#### Work item
Scan the records below for the word "icon". Copy each line where it appears.

Element data from apps and pages
Start of Block

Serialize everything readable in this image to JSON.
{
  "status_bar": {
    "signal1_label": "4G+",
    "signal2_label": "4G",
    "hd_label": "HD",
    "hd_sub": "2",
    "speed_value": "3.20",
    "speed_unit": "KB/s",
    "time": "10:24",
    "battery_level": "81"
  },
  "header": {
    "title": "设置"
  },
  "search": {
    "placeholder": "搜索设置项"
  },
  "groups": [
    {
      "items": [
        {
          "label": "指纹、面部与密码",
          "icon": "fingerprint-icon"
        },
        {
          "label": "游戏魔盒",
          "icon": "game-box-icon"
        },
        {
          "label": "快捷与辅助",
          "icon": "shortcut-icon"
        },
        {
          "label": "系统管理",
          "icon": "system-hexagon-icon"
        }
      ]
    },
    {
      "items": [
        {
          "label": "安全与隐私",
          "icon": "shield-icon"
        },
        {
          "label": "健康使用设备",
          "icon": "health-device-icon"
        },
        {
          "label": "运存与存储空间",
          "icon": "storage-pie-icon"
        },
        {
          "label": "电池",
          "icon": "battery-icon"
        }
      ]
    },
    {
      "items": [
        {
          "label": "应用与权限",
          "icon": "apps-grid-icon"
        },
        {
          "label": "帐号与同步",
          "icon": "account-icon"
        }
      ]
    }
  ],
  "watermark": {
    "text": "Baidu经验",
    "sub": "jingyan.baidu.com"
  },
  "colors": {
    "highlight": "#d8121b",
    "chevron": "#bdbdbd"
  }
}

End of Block

#### Answer space
          "icon": "fingerprint-icon"
          "icon": "game-box-icon"
          "icon": "shortcut-icon"
          "icon": "system-hexagon-icon"
          "icon": "shield-icon"
          "icon": "health-device-icon"
          "icon": "storage-pie-icon"
          "icon": "battery-icon"
          "icon": "apps-grid-icon"
          "icon": "account-icon"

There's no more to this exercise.